Last year, Apple's share price rose above $700. Some analysts started getting all crazy with their predictions for where it might go. Could Apple hit $1000 and become the world's first $1 trillion company?
For a while these calls didn't look so crazy. As a company, Apple was a beast. It could do no wrong. The declines were inevitable, but temporary. The stock would always recover and resume its inexorable match to quadruple digits.
Apple dipped below the psychologically important $500 per share barrier this week (it's since recovered a bit as investors waiting for it to dip below the psychologically important $500 per share barrier piled in). There are some serious and well-respected investors who are bearish on this stock. Jeff Gundlach, of L.A.'s DoubleLine Capital, is one of them. He's set a target price for Apple of $425.
The markets have put 2012 behind them. It was an exciting year. It was a crazy year. It was a maddening year. And if you invested in stocks, you probably made money.
Apple did briefly slip the surly bonds of Earth and touch the face of financial gods in 2012, busting through $700 a share and coming within striking distance of a $1 trillion market capitalization.
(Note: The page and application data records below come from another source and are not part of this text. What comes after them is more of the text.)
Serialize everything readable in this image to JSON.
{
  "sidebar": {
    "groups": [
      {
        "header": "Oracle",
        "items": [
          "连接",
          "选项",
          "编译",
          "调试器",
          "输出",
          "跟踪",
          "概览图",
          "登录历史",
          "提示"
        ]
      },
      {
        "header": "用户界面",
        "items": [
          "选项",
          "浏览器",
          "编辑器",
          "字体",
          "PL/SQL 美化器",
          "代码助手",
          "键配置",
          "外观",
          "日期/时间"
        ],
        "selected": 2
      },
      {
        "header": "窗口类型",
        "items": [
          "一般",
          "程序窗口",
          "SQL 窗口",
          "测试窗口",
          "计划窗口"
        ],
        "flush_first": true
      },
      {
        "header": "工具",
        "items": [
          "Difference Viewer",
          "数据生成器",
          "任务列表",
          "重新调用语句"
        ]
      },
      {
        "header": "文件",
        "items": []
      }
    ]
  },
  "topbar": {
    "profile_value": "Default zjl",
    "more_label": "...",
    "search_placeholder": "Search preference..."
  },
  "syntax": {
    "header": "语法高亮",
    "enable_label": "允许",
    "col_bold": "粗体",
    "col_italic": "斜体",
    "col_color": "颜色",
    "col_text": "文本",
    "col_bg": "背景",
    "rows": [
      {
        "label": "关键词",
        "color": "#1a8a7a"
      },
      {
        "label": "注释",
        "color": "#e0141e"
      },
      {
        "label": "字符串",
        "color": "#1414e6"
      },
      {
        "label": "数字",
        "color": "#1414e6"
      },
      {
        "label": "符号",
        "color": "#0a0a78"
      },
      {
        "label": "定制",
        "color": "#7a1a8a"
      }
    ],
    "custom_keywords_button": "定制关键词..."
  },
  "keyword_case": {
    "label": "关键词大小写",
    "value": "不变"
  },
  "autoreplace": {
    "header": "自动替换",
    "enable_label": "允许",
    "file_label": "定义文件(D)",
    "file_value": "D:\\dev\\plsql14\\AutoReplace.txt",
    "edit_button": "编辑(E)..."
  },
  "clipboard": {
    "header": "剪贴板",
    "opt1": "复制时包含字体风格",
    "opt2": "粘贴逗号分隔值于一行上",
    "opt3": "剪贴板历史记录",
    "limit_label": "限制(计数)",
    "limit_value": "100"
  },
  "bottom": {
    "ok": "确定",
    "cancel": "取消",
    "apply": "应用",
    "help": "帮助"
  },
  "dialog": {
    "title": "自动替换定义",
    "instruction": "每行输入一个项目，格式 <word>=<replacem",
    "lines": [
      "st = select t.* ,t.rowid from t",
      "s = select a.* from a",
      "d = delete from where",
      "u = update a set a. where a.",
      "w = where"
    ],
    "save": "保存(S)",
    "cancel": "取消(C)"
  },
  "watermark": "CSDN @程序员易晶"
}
It closed out 2012 on a strong note, up almost four and half percent, to $532.17.
If you'd bought a single share at the beginning of the year, you'd have seen a better-than-31-percent return on your investment.
That was more than double the S&P 500's return, a very respectable 13-plus percent, and much better than what the Dow managed, a mere 7.25 percent (which, it should be noted, is still more than three times the rate of inflation, currently running at about 2 percent).
Now, if you wanted that Apple return, you'd have been forced to endure some knee-knocking volatility — and you might be cursing yourself for not selling when the stock was trading at its yearly high.